Once outside again we found the rain had stopped so we took the opportunity to look around the grounds of the castle.  We walked through a courtyard area and up some steps to a massive canon called Mons Meg.

This massive canon was presented to the King of Scotland in 1457 and was used in many conflicts.  However the size of it meant it was too big and heavy to move around, so it was retired and used only as a salute gun.  There were reports of gun rocks being found up to 2 miles away.  It was last fired in 1681 when it’s barrel exploded.

Mons Meg.

The platform that the Mons Meg was setup on was near the center of the castle but was up quite high and overlooked Edinburgh providing some great views.  Just below was a small area of grass with headstones around the perimeter.  These were the headstones for dogs that had died in service.

Dog’s Graveyard.
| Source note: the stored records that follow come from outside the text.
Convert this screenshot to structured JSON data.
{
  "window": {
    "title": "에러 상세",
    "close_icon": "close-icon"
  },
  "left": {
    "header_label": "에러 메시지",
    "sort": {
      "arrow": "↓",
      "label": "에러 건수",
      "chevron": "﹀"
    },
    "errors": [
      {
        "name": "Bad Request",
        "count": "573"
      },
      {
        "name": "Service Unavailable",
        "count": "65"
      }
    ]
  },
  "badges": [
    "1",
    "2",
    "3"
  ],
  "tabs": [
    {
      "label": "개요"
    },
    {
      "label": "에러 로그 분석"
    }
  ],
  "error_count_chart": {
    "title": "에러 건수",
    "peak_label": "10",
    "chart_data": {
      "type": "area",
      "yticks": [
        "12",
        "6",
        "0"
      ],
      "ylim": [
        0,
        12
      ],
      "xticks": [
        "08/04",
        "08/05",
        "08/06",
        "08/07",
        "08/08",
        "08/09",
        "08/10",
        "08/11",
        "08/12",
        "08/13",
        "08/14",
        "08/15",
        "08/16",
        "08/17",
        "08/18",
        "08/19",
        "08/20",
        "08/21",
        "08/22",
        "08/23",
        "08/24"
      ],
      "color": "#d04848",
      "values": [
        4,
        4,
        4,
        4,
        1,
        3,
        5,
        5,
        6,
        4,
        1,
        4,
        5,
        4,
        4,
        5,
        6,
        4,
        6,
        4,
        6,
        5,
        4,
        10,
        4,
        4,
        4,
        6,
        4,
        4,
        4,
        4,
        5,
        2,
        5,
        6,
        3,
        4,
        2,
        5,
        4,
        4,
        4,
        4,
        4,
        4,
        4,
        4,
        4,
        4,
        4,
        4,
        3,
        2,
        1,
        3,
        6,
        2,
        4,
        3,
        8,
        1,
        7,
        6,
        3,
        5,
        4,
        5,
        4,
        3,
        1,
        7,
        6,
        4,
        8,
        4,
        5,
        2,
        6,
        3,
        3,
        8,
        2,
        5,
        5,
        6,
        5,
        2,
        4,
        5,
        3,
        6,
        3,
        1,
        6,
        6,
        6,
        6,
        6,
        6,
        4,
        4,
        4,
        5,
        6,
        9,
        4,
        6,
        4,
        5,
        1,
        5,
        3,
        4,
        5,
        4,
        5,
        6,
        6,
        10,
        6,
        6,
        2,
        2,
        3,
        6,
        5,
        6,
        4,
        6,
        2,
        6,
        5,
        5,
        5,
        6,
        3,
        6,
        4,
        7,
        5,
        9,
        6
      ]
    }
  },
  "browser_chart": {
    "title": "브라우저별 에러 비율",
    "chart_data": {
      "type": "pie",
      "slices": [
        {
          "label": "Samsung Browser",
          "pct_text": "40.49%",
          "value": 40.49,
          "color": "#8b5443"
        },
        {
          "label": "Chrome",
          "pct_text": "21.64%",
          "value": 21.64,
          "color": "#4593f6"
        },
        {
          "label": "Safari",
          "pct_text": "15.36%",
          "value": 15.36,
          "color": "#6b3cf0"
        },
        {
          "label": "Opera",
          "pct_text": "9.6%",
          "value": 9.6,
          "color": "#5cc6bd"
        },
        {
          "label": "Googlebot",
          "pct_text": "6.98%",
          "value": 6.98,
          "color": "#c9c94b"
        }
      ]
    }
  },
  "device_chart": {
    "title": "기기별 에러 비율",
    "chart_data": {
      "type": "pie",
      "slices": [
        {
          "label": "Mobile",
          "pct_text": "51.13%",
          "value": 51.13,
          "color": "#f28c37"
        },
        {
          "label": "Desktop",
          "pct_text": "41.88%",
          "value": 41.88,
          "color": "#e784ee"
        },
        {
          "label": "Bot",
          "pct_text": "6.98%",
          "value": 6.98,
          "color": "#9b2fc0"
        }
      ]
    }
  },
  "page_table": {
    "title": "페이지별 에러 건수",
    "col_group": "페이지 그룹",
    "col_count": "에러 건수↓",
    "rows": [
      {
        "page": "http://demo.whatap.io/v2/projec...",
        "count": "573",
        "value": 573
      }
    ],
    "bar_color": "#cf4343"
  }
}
We looked through the Royal Scots Museum, it provided information and paid tribute to the Scots in all the wars they have fought in throughout history.  One story that stood was of a young soldier whose wife had been in winter quarters and decided to return home to Scotland.  She gave him their baby and left.  He was on patrol and had nowhere to keep the baby so he put it in his knapsack and fought a battle with it.

Fighting with a baby on his back.

We continued around visiting the prisoner of war museum and the old prisons within the castle.

Down to the Prison.

The prisoners beds.

The prisoners would make models to pass time – This is a model ship.

Back outside the rain had held of so we got some photos from the castle walls before calling it a day and leaving.